Text or images on a Web page that a user can click on in order to access or connect to another document. Links are most commonly thought of as the technology that connects two Web pages or Web sites. They are most commonly seen on your browser as underlined words (such as "user" "click on" and "access" earlier in this paragraph).
Once you click on a link, it could trigger a variety of events: It could "jump" to a different page or to another place on the same Web page; it could link to a file that will start downloading to your computer; it could trigger the launch of a helper application that will then process the clicked-on file, it could launch your e-mail program so you can send a message, and so on. What actually occurs when you click on a link is determined by the file's MIME type and the way your computer system is configured to handle that MIME type. For example, browsers are configured to display all files that have HTML in their MIME extension.

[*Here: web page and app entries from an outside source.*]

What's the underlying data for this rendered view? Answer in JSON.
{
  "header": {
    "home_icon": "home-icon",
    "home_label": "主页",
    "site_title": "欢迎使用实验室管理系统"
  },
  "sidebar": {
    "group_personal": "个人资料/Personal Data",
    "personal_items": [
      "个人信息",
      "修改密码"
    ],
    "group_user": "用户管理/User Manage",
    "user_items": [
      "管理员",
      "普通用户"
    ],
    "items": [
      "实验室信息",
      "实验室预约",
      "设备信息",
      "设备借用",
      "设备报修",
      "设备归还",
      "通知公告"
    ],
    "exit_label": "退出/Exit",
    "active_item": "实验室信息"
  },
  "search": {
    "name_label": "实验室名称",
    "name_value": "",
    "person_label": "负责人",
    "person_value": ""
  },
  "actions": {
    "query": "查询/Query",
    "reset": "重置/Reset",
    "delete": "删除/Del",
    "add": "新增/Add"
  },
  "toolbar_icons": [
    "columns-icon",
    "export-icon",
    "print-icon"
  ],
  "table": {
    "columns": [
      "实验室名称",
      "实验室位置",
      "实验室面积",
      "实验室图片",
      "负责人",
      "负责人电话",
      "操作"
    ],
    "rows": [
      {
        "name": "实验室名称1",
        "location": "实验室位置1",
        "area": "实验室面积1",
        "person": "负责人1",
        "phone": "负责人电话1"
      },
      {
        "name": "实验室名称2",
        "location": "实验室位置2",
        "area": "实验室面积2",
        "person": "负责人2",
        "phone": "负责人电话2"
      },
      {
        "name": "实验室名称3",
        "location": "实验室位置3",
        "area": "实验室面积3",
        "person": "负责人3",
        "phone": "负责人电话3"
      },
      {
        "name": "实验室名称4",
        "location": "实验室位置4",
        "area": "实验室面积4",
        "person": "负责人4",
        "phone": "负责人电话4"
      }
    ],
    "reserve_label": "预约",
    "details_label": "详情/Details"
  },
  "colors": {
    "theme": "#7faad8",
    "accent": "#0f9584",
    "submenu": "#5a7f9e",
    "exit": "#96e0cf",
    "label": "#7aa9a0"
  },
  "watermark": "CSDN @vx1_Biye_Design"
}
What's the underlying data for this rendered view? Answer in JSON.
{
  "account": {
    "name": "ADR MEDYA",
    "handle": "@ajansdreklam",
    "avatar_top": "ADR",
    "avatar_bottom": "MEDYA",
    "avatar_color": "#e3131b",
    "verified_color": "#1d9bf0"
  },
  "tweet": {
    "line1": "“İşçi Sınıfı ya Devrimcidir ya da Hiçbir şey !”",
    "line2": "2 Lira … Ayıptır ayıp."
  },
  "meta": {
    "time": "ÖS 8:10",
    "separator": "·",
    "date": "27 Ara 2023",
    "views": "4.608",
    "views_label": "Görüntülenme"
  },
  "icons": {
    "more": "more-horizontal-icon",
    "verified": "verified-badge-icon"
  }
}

An absolute link specifies a full URL (for example, http://www.netlingo.com/acronyms.php). In other words, absolute links contain the URL and file name and can be located from anywhere on the Web, not just from within a single website. In contrast, a relative link specifies the name of the file to be linked to only as it is related to the current website (using the above example, a relative link on a page within netlingo.com would be simply acronyms.php).